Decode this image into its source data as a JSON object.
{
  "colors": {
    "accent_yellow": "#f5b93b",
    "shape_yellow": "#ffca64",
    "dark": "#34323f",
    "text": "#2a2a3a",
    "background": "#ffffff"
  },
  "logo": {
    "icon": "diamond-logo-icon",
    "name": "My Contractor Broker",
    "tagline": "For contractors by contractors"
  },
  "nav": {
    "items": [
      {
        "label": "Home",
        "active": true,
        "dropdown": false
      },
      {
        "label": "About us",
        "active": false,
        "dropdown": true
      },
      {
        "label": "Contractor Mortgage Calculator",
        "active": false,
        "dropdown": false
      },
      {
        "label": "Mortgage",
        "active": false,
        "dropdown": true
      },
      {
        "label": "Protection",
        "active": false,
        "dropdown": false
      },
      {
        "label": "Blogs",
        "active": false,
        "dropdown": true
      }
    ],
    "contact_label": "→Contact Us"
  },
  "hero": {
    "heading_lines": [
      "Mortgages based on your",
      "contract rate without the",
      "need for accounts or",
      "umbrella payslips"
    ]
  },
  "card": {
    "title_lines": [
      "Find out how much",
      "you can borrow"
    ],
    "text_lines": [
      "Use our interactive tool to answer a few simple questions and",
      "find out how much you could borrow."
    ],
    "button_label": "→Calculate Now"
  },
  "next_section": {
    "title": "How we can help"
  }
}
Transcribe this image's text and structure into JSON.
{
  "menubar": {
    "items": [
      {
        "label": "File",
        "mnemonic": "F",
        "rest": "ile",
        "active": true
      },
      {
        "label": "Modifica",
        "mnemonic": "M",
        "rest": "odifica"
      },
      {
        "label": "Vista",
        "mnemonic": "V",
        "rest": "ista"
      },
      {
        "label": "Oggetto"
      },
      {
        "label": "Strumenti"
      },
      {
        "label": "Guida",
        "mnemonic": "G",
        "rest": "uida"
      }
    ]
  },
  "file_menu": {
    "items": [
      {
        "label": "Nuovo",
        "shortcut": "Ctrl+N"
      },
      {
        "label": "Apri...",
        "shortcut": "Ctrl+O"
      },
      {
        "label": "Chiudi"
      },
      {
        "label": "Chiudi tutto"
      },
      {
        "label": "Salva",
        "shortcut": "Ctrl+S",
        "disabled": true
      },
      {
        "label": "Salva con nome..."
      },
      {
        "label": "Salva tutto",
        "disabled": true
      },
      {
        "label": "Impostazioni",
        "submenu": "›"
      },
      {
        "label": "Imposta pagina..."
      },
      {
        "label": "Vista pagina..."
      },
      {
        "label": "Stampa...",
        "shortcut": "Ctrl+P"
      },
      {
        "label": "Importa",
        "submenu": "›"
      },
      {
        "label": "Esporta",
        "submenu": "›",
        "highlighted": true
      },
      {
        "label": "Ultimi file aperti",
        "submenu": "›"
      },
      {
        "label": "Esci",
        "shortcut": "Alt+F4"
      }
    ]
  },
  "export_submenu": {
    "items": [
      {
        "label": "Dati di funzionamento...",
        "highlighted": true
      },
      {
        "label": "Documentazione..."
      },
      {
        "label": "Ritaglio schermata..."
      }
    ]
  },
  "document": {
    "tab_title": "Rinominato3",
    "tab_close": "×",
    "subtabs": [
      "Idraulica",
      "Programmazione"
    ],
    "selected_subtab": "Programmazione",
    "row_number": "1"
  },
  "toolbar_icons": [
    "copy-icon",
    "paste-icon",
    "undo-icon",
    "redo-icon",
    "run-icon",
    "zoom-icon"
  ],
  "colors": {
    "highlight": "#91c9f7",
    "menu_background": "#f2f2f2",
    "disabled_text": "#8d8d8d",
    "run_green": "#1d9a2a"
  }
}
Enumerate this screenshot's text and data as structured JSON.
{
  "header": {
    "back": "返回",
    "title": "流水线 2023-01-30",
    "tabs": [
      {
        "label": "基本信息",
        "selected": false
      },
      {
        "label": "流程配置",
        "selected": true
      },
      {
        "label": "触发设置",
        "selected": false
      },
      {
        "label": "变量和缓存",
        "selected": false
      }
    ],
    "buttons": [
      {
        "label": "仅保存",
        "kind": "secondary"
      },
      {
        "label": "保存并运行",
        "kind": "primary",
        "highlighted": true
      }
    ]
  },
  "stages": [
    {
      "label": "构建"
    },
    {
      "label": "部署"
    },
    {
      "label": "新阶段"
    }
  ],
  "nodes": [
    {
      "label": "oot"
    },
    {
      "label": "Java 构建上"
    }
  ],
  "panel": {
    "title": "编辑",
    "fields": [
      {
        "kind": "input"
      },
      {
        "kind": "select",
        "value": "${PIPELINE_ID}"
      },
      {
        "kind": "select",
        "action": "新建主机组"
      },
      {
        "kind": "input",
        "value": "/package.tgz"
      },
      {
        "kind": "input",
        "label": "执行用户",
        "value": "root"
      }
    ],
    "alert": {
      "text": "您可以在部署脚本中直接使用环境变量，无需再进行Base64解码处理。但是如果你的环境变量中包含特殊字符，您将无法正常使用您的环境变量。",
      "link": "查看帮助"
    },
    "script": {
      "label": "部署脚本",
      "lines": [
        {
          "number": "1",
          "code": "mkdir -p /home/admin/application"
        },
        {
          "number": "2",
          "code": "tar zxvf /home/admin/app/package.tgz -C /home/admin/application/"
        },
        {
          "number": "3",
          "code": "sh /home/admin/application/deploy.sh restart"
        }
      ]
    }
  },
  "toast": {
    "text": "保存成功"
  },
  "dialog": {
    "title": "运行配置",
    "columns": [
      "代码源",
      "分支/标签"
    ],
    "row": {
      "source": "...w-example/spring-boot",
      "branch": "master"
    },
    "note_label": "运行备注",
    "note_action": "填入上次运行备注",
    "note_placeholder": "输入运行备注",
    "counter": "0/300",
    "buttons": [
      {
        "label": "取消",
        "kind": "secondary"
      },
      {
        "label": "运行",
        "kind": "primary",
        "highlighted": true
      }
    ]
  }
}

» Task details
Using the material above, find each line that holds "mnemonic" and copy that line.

» Answer section
        "mnemonic": "F",
        "mnemonic": "M",
        "mnemonic": "V",
        "mnemonic": "G",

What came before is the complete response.